Input data>

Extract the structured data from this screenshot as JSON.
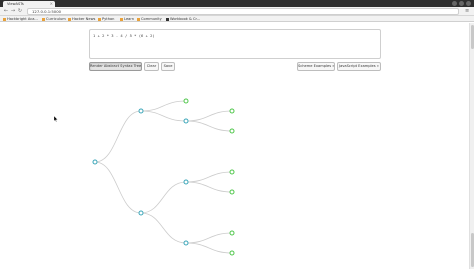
{
  "browser": {
    "tab_title": "ViewASTs",
    "tab_close": "×",
    "back_icon": "back-arrow-icon",
    "forward_icon": "forward-arrow-icon",
    "reload_icon": "reload-icon",
    "back_glyph": "←",
    "forward_glyph": "→",
    "reload_glyph": "↻",
    "url": "127.0.0.1:5000",
    "menu_glyph": "≡"
  },
  "bookmarks": [
    {
      "label": "Hackbright Aca..."
    },
    {
      "label": "Curriculum"
    },
    {
      "label": "Hacker News"
    },
    {
      "label": "Python"
    },
    {
      "label": "Learn"
    },
    {
      "label": "Community"
    },
    {
      "label": "Workbook & Cr..."
    }
  ],
  "editor": {
    "code": "1 + 2 * 3 - 4 / 5 * (6 + 2)"
  },
  "toolbar": {
    "render_label": "Render Abstract Syntax Tree",
    "clear_label": "Clear",
    "save_label": "Save",
    "scheme_label": "Scheme Examples »",
    "js_label": "JavaScript Examples »"
  },
  "colors": {
    "node_stroke": "#3aa6b9",
    "leaf_stroke": "#4fc64a",
    "link": "#cccccc"
  }
}
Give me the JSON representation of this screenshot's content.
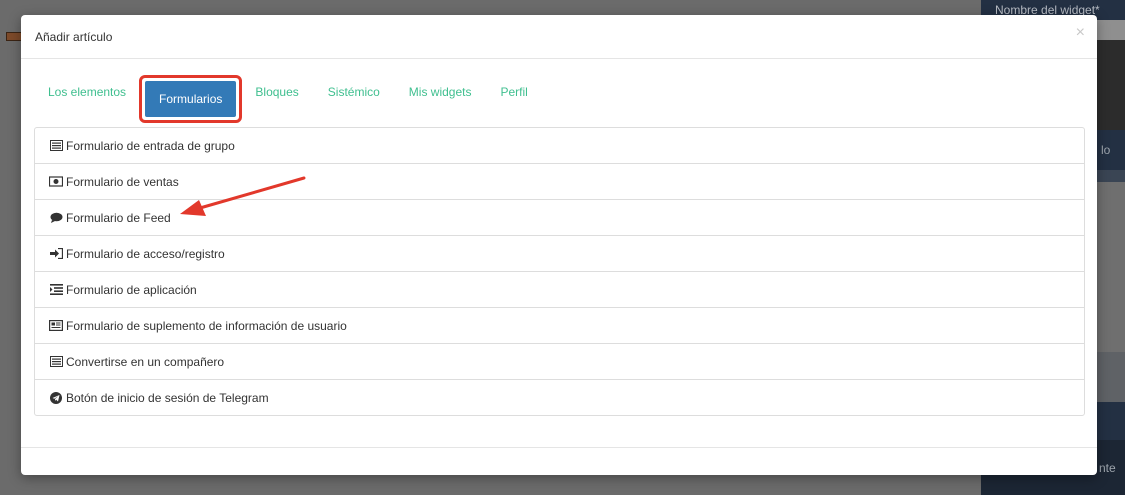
{
  "background": {
    "widget_name_label": "Nombre del widget*",
    "partial_text_1": "lo",
    "partial_text_2": "nte"
  },
  "modal": {
    "title": "Añadir artículo",
    "close_symbol": "×"
  },
  "tabs": [
    {
      "label": "Los elementos",
      "active": false
    },
    {
      "label": "Formularios",
      "active": true
    },
    {
      "label": "Bloques",
      "active": false
    },
    {
      "label": "Sistémico",
      "active": false
    },
    {
      "label": "Mis widgets",
      "active": false
    },
    {
      "label": "Perfil",
      "active": false
    }
  ],
  "items": [
    {
      "label": "Formulario de entrada de grupo",
      "icon": "list-icon"
    },
    {
      "label": "Formulario de ventas",
      "icon": "money-icon"
    },
    {
      "label": "Formulario de Feed",
      "icon": "comment-icon"
    },
    {
      "label": "Formulario de acceso/registro",
      "icon": "sign-in-icon"
    },
    {
      "label": "Formulario de aplicación",
      "icon": "indent-list-icon"
    },
    {
      "label": "Formulario de suplemento de información de usuario",
      "icon": "newspaper-icon"
    },
    {
      "label": "Convertirse en un compañero",
      "icon": "list-alt-icon"
    },
    {
      "label": "Botón de inicio de sesión de Telegram",
      "icon": "telegram-icon"
    }
  ],
  "colors": {
    "tab_text": "#3fbf8f",
    "tab_active_bg": "#337ab7",
    "highlight_red": "#e2382b"
  }
}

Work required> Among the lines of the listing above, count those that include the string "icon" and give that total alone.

Result of the exercise> 11